Does WikiLeaks do journalism, or is it something else? The answer wasn’t evident when the organization burst into public consciousness at the top of this decade with the release of government documents about the wars in Iraq and Afghanistan. It seems even less so now following the arrest of founder Julian Assange in London.
WikiLeaks has published a trove of documents it says detail the inner workings of the CIA’s hacking programs — and among them is the claim that the U.S. spy agency is able to hack into Samsung smart TVs and use them as covert microphones.

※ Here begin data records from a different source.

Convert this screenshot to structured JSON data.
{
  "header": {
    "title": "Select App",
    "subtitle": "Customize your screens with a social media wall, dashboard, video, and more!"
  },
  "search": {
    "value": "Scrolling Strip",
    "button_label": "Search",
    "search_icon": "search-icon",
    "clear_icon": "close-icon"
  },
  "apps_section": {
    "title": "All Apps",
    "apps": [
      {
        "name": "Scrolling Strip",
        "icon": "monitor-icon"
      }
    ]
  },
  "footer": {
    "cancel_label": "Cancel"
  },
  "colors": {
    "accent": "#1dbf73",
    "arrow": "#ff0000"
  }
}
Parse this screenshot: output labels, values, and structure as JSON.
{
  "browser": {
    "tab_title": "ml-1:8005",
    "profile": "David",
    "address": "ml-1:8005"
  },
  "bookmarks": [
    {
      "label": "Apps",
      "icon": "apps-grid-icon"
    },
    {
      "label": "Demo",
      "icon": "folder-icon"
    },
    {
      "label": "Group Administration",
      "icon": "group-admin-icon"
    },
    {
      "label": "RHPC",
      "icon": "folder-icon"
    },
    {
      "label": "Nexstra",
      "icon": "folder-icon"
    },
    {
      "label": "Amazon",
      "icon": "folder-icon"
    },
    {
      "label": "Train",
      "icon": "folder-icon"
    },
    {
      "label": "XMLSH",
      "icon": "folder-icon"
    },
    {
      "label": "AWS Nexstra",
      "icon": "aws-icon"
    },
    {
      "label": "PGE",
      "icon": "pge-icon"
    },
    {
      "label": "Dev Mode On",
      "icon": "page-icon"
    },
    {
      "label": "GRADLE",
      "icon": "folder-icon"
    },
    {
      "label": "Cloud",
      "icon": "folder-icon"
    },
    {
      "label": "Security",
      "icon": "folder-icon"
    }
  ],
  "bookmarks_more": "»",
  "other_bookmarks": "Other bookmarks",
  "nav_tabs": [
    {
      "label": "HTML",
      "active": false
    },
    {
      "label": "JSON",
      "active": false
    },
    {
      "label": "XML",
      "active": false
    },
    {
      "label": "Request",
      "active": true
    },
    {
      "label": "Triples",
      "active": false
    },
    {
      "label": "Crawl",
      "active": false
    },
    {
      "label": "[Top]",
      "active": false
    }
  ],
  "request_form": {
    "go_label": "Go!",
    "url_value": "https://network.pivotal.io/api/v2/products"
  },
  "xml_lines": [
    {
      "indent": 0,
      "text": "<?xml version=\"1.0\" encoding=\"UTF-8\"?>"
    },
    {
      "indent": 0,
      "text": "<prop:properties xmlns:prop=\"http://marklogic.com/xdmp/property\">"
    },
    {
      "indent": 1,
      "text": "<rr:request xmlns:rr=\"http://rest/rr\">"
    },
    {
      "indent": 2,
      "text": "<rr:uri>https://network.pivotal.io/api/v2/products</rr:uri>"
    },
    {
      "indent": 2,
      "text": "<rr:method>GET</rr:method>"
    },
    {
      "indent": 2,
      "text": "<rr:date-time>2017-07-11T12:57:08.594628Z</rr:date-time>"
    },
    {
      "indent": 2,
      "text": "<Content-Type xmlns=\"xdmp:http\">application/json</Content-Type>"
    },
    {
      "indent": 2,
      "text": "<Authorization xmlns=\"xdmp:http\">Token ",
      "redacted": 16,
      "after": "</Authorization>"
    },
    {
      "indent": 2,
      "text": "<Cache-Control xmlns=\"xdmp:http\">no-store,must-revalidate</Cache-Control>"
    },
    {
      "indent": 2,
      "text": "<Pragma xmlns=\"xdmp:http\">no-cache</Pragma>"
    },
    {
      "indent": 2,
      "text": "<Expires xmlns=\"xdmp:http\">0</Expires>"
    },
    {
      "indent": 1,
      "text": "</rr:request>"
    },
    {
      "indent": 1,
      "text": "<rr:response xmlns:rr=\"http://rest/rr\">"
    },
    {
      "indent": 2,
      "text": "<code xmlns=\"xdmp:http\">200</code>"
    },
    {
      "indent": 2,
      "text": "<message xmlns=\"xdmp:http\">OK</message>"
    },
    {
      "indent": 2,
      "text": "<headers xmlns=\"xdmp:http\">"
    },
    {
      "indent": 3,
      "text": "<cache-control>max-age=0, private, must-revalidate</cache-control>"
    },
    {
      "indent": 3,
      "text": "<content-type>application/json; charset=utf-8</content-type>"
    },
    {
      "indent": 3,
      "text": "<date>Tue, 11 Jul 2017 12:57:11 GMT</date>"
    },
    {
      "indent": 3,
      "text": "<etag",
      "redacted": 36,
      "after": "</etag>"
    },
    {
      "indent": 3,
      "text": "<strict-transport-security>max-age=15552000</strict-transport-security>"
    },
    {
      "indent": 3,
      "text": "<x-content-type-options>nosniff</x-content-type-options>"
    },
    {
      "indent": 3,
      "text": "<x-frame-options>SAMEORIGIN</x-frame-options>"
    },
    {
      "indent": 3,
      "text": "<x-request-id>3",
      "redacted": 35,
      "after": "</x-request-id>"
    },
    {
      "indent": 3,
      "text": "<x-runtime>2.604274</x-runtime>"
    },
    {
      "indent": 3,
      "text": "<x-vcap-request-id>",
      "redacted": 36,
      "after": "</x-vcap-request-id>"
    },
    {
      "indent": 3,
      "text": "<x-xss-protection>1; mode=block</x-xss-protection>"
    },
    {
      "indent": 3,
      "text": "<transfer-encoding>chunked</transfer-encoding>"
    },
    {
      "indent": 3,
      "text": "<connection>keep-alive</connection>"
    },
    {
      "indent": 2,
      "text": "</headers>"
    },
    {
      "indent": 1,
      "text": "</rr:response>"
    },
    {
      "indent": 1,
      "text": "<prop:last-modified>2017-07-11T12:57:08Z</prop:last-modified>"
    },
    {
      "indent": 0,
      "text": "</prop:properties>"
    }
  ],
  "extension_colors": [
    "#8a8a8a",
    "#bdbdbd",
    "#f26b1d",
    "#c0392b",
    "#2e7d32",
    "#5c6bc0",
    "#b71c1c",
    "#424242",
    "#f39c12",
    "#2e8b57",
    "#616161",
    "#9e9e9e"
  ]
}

A solid majority of Americans who followed the story believe the recent WikiLeaks release of State Department documents harmed the public interest, according to a new survey. But those respondents are more divided on the media’s handling of the leaks, with more than half saying the press acted appropriately or should have published more of the classified material.